[TASK INSTRUCTIONS]
The records below are to be repeated exactly, and their pictures left out.

[Interface dataset entries]
+--
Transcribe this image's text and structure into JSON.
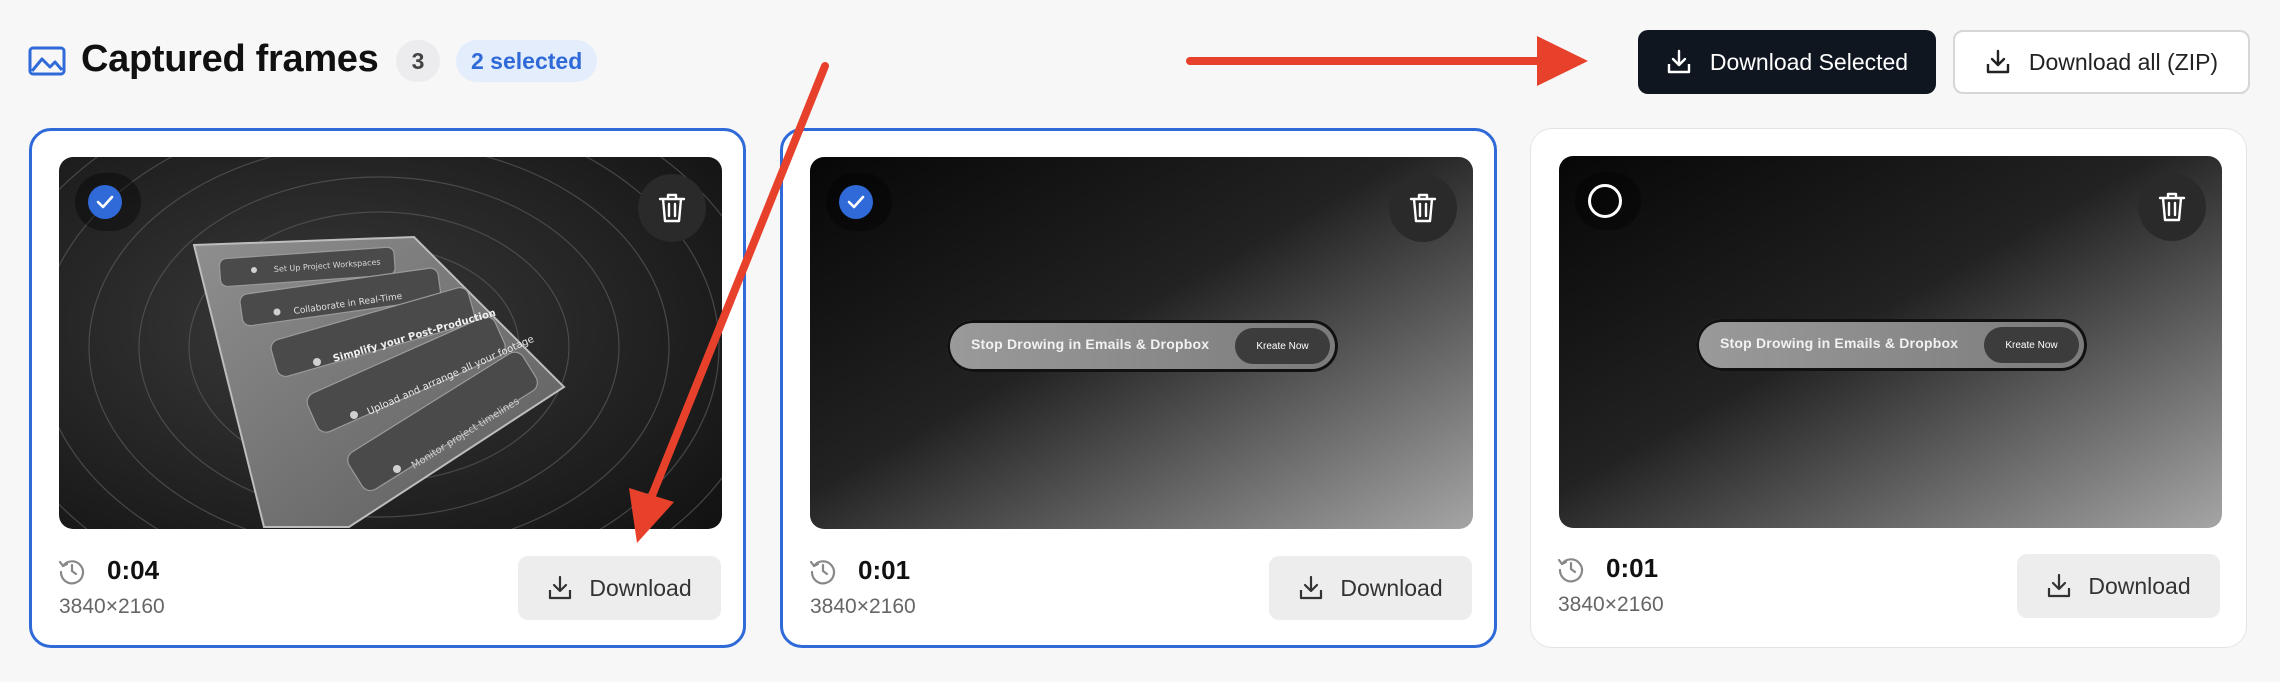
{
  "header": {
    "title": "Captured frames",
    "count": "3",
    "selected_badge": "2 selected",
    "download_selected_label": "Download Selected",
    "download_all_label": "Download all (ZIP)",
    "title_icon": "image-icon"
  },
  "frames": [
    {
      "time": "0:04",
      "resolution": "3840×2160",
      "selected": true,
      "download_label": "Download",
      "thumbnail": {
        "rows": [
          "Set Up Project Workspaces",
          "Collaborate in Real-Time",
          "Simplify your Post-Production",
          "Upload and arrange all your footage",
          "Monitor project timelines"
        ]
      }
    },
    {
      "time": "0:01",
      "resolution": "3840×2160",
      "selected": true,
      "download_label": "Download",
      "thumbnail": {
        "banner_text": "Stop Drowing in Emails & Dropbox",
        "banner_button": "Kreate Now"
      }
    },
    {
      "time": "0:01",
      "resolution": "3840×2160",
      "selected": false,
      "download_label": "Download",
      "thumbnail": {
        "banner_text": "Stop Drowing in Emails & Dropbox",
        "banner_button": "Kreate Now"
      }
    }
  ],
  "colors": {
    "accent": "#2f6ad8",
    "dark_button": "#0f1620",
    "annotation_arrow": "#e8412b"
  },
  "icons": [
    "image-icon",
    "download-icon",
    "trash-icon",
    "check-icon",
    "history-clock-icon"
  ]
}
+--
[WRITTEN SOLUTION]
Transcribe this image's text and structure into JSON.
{
  "header": {
    "title": "Captured frames",
    "count": "3",
    "selected_badge": "2 selected",
    "download_selected_label": "Download Selected",
    "download_all_label": "Download all (ZIP)",
    "title_icon": "image-icon"
  },
  "frames": [
    {
      "time": "0:04",
      "resolution": "3840×2160",
      "selected": true,
      "download_label": "Download",
      "thumbnail": {
        "rows": [
          "Set Up Project Workspaces",
          "Collaborate in Real-Time",
          "Simplify your Post-Production",
          "Upload and arrange all your footage",
          "Monitor project timelines"
        ]
      }
    },
    {
      "time": "0:01",
      "resolution": "3840×2160",
      "selected": true,
      "download_label": "Download",
      "thumbnail": {
        "banner_text": "Stop Drowing in Emails & Dropbox",
        "banner_button": "Kreate Now"
      }
    },
    {
      "time": "0:01",
      "resolution": "3840×2160",
      "selected": false,
      "download_label": "Download",
      "thumbnail": {
        "banner_text": "Stop Drowing in Emails & Dropbox",
        "banner_button": "Kreate Now"
      }
    }
  ],
  "colors": {
    "accent": "#2f6ad8",
    "dark_button": "#0f1620",
    "annotation_arrow": "#e8412b"
  },
  "icons": [
    "image-icon",
    "download-icon",
    "trash-icon",
    "check-icon",
    "history-clock-icon"
  ]
}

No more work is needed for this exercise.